Work required:
Copy every line from the records below that holds the word "this".

Page and application data records:
:::

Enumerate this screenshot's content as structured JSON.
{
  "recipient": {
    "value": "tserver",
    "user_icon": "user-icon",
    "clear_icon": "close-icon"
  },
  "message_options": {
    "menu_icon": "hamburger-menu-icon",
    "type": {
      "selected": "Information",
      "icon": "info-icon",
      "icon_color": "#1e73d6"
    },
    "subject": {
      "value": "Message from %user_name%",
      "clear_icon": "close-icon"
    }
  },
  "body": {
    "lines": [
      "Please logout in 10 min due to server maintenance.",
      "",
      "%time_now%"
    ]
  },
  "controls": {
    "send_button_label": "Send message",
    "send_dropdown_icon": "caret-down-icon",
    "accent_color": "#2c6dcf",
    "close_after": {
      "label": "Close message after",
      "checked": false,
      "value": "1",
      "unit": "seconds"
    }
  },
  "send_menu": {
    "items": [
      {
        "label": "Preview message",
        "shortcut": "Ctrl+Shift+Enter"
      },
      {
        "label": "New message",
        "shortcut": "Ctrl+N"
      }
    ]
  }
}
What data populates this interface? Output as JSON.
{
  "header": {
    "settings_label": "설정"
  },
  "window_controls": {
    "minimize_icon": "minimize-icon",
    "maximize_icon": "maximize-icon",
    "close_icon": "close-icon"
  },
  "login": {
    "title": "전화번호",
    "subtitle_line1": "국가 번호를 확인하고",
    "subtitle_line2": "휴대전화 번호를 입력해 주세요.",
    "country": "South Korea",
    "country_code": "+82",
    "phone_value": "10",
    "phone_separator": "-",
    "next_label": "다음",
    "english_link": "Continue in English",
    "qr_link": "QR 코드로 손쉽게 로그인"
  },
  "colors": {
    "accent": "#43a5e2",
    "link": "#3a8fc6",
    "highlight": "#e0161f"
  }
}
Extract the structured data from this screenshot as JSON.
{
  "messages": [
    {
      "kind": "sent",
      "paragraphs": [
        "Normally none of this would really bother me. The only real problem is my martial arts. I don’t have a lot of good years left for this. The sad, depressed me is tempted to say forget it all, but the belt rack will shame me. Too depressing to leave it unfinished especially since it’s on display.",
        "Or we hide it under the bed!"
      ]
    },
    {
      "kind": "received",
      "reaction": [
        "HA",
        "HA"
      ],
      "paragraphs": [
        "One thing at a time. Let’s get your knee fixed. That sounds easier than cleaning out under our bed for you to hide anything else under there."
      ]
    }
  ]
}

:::

Task solution:
Enumerate this screenshot's content as structured JSON.
What data populates this interface? Output as JSON.
Extract the structured data from this screenshot as JSON.
        "Normally none of this would really bother me. The only real problem is my martial arts. I don’t have a lot of good years left for this. The sad, depressed me is tempted to say forget it all, but the belt rack will shame me. Too depressing to leave it unfinished especially since it’s on display.",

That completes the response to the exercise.